The BBC’s Panorama program on May 28 made explosive revelations about British state collusion with paramilitaries in the north of Ireland occupied by Britain. It implicates British authorities in the murder of hundreds of people, and in subsequent cover-ups. The documentary, titled “Britain’s Secret Terror Deals”, detailed the vast scale of British security forces' involvement with illegal paramilitary groups, running thousands of informants and agents. Serial killers
The National Tertiary Education Union (NTEU) has written to Prime Minister Tony Abbott stating its complete opposition to the forced closure of remote Aboriginal communities.

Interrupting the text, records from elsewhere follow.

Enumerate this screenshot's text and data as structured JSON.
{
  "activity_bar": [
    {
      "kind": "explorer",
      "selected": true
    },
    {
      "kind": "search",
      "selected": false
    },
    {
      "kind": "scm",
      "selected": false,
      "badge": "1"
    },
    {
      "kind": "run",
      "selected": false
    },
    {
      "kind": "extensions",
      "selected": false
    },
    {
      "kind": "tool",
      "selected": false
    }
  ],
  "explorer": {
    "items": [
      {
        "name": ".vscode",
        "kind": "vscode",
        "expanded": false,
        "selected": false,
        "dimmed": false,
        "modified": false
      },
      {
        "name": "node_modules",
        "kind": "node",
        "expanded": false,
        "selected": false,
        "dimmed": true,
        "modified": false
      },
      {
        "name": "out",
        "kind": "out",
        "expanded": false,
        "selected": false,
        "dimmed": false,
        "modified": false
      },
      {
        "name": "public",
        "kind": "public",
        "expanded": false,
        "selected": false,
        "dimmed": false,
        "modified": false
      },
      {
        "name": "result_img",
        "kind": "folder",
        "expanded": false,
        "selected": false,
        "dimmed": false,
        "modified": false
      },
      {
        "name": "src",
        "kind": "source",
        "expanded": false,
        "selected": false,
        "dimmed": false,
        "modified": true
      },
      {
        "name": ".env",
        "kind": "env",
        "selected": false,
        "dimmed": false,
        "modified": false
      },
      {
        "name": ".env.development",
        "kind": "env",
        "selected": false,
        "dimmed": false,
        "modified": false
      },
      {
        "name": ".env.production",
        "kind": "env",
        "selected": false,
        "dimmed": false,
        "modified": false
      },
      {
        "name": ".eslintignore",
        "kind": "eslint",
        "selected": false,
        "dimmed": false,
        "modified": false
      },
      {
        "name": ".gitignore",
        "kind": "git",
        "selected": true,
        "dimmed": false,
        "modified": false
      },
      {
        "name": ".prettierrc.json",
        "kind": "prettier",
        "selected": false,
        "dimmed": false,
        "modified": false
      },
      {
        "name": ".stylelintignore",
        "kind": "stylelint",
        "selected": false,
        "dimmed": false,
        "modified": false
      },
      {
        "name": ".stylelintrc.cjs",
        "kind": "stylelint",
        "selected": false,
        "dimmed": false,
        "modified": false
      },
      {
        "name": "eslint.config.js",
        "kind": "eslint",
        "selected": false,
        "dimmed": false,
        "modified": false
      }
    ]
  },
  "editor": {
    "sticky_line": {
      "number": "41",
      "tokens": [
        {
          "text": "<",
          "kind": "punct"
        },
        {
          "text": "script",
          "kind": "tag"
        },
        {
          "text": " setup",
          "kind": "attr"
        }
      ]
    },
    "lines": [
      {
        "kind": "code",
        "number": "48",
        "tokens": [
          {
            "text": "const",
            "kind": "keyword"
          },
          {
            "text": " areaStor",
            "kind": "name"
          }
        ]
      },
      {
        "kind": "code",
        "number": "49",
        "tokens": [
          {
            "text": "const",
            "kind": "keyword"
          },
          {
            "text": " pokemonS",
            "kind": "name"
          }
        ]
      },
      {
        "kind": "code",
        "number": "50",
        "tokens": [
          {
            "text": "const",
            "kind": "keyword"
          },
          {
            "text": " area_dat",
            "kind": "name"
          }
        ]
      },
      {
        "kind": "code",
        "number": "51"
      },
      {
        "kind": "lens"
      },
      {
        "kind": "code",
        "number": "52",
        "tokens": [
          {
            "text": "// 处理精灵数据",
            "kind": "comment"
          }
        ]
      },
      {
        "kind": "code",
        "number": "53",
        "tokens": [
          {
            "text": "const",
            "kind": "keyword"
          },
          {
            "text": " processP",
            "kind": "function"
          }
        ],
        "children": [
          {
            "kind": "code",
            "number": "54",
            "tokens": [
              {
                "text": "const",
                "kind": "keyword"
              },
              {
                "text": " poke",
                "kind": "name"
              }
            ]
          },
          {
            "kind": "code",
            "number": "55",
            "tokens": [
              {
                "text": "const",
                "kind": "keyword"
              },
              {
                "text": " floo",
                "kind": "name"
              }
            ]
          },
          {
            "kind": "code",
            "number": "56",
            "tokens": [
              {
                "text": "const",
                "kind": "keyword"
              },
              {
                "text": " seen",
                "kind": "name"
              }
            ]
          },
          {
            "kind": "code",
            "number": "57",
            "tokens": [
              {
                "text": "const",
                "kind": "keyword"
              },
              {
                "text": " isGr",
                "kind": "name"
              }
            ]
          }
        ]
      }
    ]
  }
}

CR gas was used to quell rioting in Long Kesh jail in October, 1974. Papers from 1976 obtained by the Observer under freedom of information laws show that the use of ‘CR’ or Dibenzoxazepine — a skin irritant 10 times more powerful than other tear gases — was permitted from 1973 to be used on Irish republican prisoners.
For a while in late May, it looked as if negotiations over terms for releasing the last €7.2 billion owed to Greece under its second bailout package with the “Troika” of the European Union, European Central Bank and International Monetary Fund might have some chance of success. The commentary from the SYRIZA-led Greek government's negotiators and from its creditors was of “fruitful discussions” and “meaningful progress”. Greek government spokespeople even spoke of reaching an agreement “within a week or two”, at the latest by the June 18 meeting of the eurozone finance ministers.
In a David and Goliath struggle that became known as the “Jobs for Women” campaign, 34 mostly migrant, unemployed, working-class women took on Australia’s largest company, Broken Hill Propriety Limited (BHP). In a landmark legal and industrial struggle, they sued BHP’s subsidiary, Australian Iron and Steel (AIS) in Port Kembla for sex discrimination because they refused to employ women. After a long, hard struggle over 14 years, the campaign eventually won damages estimated at up to $9 million for more than 700 women who had applied to work at the steelworks.